• **Instructions for the task**: Report how many lines in the records below hold the word "Super". Add nothing to the number.

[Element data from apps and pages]

==*==

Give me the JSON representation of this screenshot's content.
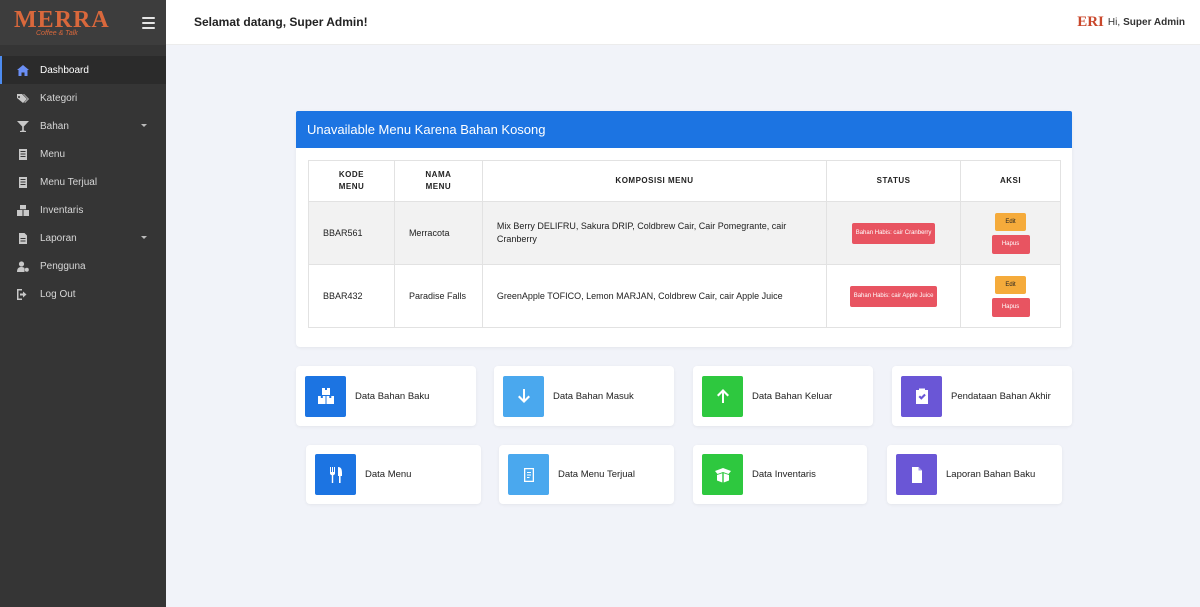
{
  "brand": {
    "logo_text": "MERRA",
    "logo_sub": "Coffee & Talk"
  },
  "sidebar": {
    "items": [
      {
        "label": "Dashboard",
        "icon": "home-icon",
        "active": true,
        "dropdown": false
      },
      {
        "label": "Kategori",
        "icon": "tags-icon",
        "active": false,
        "dropdown": false
      },
      {
        "label": "Bahan",
        "icon": "cocktail-icon",
        "active": false,
        "dropdown": true
      },
      {
        "label": "Menu",
        "icon": "document-icon",
        "active": false,
        "dropdown": false
      },
      {
        "label": "Menu Terjual",
        "icon": "document-icon",
        "active": false,
        "dropdown": false
      },
      {
        "label": "Inventaris",
        "icon": "boxes-icon",
        "active": false,
        "dropdown": false
      },
      {
        "label": "Laporan",
        "icon": "file-icon",
        "active": false,
        "dropdown": true
      },
      {
        "label": "Pengguna",
        "icon": "user-cog-icon",
        "active": false,
        "dropdown": false
      },
      {
        "label": "Log Out",
        "icon": "logout-icon",
        "active": false,
        "dropdown": false
      }
    ]
  },
  "header": {
    "welcome": "Selamat datang, Super Admin!",
    "user_logo": "ERI",
    "greeting": "Hi,",
    "user_name": "Super Admin"
  },
  "panel": {
    "title": "Unavailable Menu Karena Bahan Kosong",
    "columns": {
      "kode_line1": "KODE",
      "kode_line2": "MENU",
      "nama_line1": "NAMA",
      "nama_line2": "MENU",
      "komposisi": "KOMPOSISI MENU",
      "status": "STATUS",
      "aksi": "AKSI"
    },
    "rows": [
      {
        "kode": "BBAR561",
        "nama": "Merracota",
        "komposisi": "Mix Berry DELIFRU, Sakura DRIP, Coldbrew Cair, Cair Pomegrante, cair Cranberry",
        "status": "Bahan Habis: cair Cranberry",
        "edit": "Edit",
        "hapus": "Hapus"
      },
      {
        "kode": "BBAR432",
        "nama": "Paradise Falls",
        "komposisi": "GreenApple TOFICO, Lemon MARJAN, Coldbrew Cair, cair Apple Juice",
        "status": "Bahan Habis: cair Apple Juice",
        "edit": "Edit",
        "hapus": "Hapus"
      }
    ]
  },
  "cards": [
    {
      "label": "Data Bahan Baku",
      "icon": "boxes-icon",
      "color": "#1c74e2"
    },
    {
      "label": "Data Bahan Masuk",
      "icon": "arrow-down-icon",
      "color": "#4aa8ee"
    },
    {
      "label": "Data Bahan Keluar",
      "icon": "arrow-up-icon",
      "color": "#2ec83f"
    },
    {
      "label": "Pendataan Bahan Akhir",
      "icon": "clipboard-check-icon",
      "color": "#6a56d6"
    },
    {
      "label": "Data Menu",
      "icon": "utensils-icon",
      "color": "#1c74e2"
    },
    {
      "label": "Data Menu Terjual",
      "icon": "receipt-icon",
      "color": "#4aa8ee"
    },
    {
      "label": "Data Inventaris",
      "icon": "box-open-icon",
      "color": "#2ec83f"
    },
    {
      "label": "Laporan Bahan Baku",
      "icon": "file-icon",
      "color": "#6a56d6"
    }
  ]
}
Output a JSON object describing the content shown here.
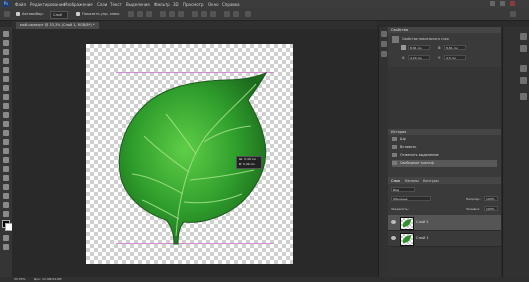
{
  "app": {
    "logo": "Ps"
  },
  "menu": [
    "Файл",
    "Редактирование",
    "Изображение",
    "Слои",
    "Текст",
    "Выделение",
    "Фильтр",
    "3D",
    "Просмотр",
    "Окно",
    "Справка"
  ],
  "options": {
    "mode_label": "Автовыбор:",
    "mode_value": "Слой",
    "show_controls": "Показать упр. элем."
  },
  "document": {
    "tab_title": "мой-самолрт @ 33,3% (Слой 1, RGB/8*) *"
  },
  "tooltip": {
    "w": "Ш: 5,49 см",
    "h": "В: 5,49 см"
  },
  "status": {
    "zoom": "33,33%",
    "info": "Док: 12,3M/24,6M"
  },
  "properties": {
    "title": "Свойства",
    "subtitle": "Свойства пиксельного слоя",
    "w_label": "Ш:",
    "w_value": "8,81 см",
    "h_label": "В:",
    "h_value": "8,81 см",
    "x_label": "X:",
    "x_value": "4,24 см",
    "y_label": "Y:",
    "y_value": "4,5 см"
  },
  "history": {
    "title": "История",
    "items": [
      "Шр",
      "Вставить",
      "Отменить выделение",
      "Свободное трансф."
    ]
  },
  "layers": {
    "tabs": [
      "Слои",
      "Каналы",
      "Контуры"
    ],
    "kind": "Вид",
    "blend": "Обычные",
    "opacity_label": "Непрозр.:",
    "opacity_value": "100%",
    "lock_label": "Закрепить:",
    "fill_label": "Заливка:",
    "fill_value": "100%",
    "rows": [
      {
        "name": "Слой 2",
        "selected": true,
        "has_leaf": true
      },
      {
        "name": "Слой 1",
        "selected": false,
        "has_leaf": true
      }
    ]
  },
  "colors": {
    "leaf": "#2e8f2e",
    "leaf_light": "#4cbc3c",
    "selection_guide": "#d07ad0"
  }
}
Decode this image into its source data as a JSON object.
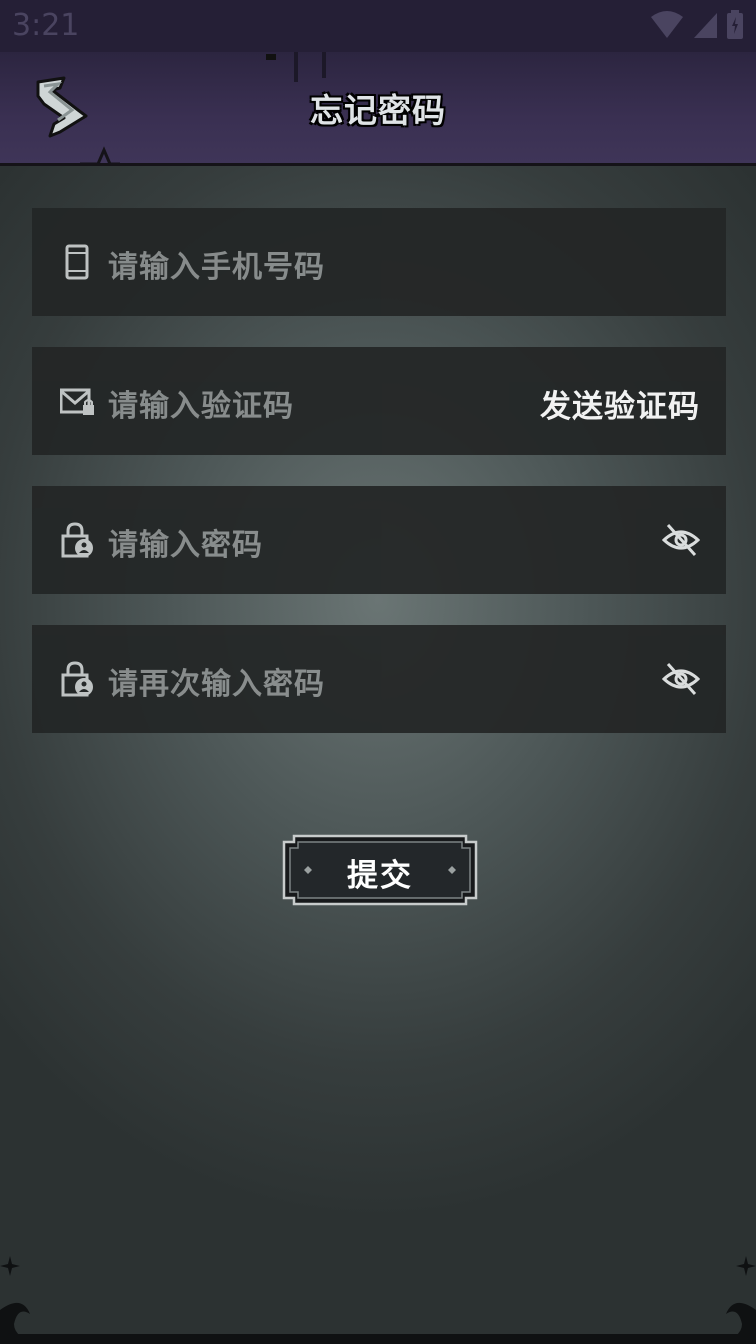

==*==

• **Solution for this exercise**: 2